JAYNE BENJULIAN is the author of FIVE SEXTILLION ATOMS (Saddle Road Press, 2016). She is former director of new play development at Magic Theatre and chief speechwriter at Apple. Her poetry and essays appear in numerous literary and performance journals in the US and abroad. She was an Ossabaw Island Project Fellow; teaching fellow at Emory University; lecturer in the Graduate Program in Theater at San Francisco State University; and Fulbright Teaching Fellow in Lyon, France. A Berkshire resident, she is the founder of Berkshire Writers Project and Live Poets Society, a series of spirited conversations about the arts.


KERRIN MCCADDEN is the author of LANDSCAPE WITH PLYWOOD SILHOUETTES, and winner of both the 2015 Vermont Book Award and the 2013 New Issues Poetry Prize. She is the recipient of a National Endowment for the Arts Literature Fellowship, a Vermont Studio Center Fellowship, and the Sustainable Arts Foundation Writing Award. Her poems appear widely in journals. She is associate director of The Frost Place’s Conference on Poetry and Teaching, and a teacher at Montpelier High School in Montpelier, Vermont, where she lives.


OWEN LEWIS is the author of two collections of poetry, MARRIAGE MAP (finalist 2017 Rubery Book Award), SOMETIMES FULL OF DAYLIGHT, and two chapbooks, including BEST MAN (2016 Jean Pendrick Chapbook Award, New England Poetry Club). Recent honors include first prize in the 2016 International Hippocrates Prize for Poetry and Medicine and finalist for Nimrod’s 2017 Pablo Neruda Award.
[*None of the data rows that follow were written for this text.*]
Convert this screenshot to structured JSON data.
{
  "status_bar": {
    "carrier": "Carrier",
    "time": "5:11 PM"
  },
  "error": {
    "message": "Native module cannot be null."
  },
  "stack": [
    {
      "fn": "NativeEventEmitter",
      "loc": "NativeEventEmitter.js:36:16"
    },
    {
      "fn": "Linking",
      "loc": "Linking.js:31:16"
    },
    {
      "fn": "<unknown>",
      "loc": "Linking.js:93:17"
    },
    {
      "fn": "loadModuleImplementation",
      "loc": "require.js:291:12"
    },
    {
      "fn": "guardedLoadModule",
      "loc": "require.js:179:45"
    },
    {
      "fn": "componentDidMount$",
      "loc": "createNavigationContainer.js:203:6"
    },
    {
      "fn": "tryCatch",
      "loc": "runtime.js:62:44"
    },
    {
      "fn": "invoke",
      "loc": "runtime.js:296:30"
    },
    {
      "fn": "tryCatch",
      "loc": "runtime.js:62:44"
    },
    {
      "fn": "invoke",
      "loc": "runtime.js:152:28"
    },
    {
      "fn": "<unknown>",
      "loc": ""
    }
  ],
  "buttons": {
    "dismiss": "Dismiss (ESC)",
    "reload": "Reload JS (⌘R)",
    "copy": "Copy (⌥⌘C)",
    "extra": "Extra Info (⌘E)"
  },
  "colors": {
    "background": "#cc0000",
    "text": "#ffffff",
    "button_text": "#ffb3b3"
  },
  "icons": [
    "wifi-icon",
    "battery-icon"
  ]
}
He is a professor of psychiatry at Columbia University and teaches with the Narrative Medicine group.